Annie Besant has been a busy person. She is a British writer, but she is also a woman’s rights advocate and reformer, an orator, and politically active socialist. She was born Annie Wood in London in 1847. Her father died and her mother could not take care of her, so she lived with a friend of her mother. Eventually she married a Reverend, Frank Besant, but she was unhappy and began to question her religious views. They had two children together. They could not get along and were legally separated. She rejected Christianity and joined the Secular Society. She started her writing career writing articles about Women’s Rights for the National Reformer, a radical newspaper.
She advocated birth control and contraception alongside her close associate Charles Bradlaugh (editor of The National Reformer), and it didn’t make her life any easier. They almost went to prison for the publishing of The Fruit of Philosophy, written by Charles Knowlton, which supported birth control. Despite opposition from the Church and authorities, Besant and Brandlaugh stood their ground, stating in The National Reformer, “We intend to publish nothing we do not think we can morally defend. All we publish we will defend” (Besant 116) After their court case, She wrote another book advocating these ideas, The Laws of Population, to replace Knowlton’s book on the shelves. Publishing this lead to her husband being able to persuade courts to let him to take custody of their daughter.
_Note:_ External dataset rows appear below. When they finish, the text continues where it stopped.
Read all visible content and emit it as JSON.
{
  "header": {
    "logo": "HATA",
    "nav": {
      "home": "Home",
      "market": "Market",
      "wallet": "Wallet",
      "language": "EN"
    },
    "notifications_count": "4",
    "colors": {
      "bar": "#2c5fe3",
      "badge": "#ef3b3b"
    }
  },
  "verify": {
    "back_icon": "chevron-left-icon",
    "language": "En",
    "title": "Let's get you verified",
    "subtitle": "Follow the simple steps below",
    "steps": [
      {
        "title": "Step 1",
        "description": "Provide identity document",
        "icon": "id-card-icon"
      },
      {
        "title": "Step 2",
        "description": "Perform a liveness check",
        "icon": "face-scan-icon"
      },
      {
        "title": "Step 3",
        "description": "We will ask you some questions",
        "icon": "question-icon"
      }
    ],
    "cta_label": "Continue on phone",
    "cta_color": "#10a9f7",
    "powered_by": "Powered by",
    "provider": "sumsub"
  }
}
She is also a public speaker, for which she is acclaimed. She became involved in socialist and union activities, and after being motivated by Clementina Black, helped Match-making women to form the Matchgirls Union, and instigated the Bryant and May Matchgirls strike, which was successful. The Bryant and May system has ended its system of fining its workers and its use to yellow phosphorus, due to the reporting of Besant and her cohorts.
She has become involved in a religious movement known as Theosophy, a movement based on Hindu ideas, and moved to India where she lives to this day. She still remains involved in political action and women’s rights, contributing to British newspapers from afar.
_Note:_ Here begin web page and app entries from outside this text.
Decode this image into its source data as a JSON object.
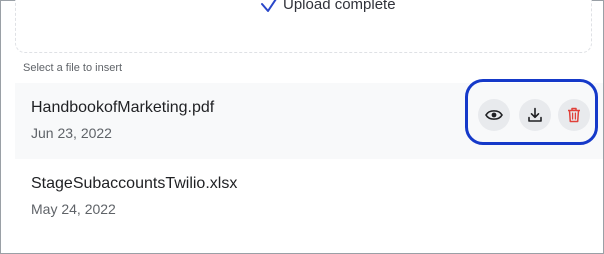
{
  "upload": {
    "status": "Upload complete",
    "progress_percent": 100,
    "check_icon": "check-icon"
  },
  "file_list": {
    "label": "Select a file to insert",
    "files": [
      {
        "name": "HandbookofMarketing.pdf",
        "date": "Jun 23, 2022",
        "actions": [
          "eye-icon",
          "download-icon",
          "trash-icon"
        ]
      },
      {
        "name": "StageSubaccountsTwilio.xlsx",
        "date": "May 24, 2022"
      }
    ]
  },
  "colors": {
    "accent": "#1539c9",
    "delete": "#e0403a",
    "row_highlight": "#f8f9fa"
  }
}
Simkin, John. “Annie Besant.” Spartacus Educational. http://spartacus-educational.com/Wbesant.htm. Accessed 3 December 2016.
Besant, Annie. Autobiographical Sketches. Freethought Publishing, 1885.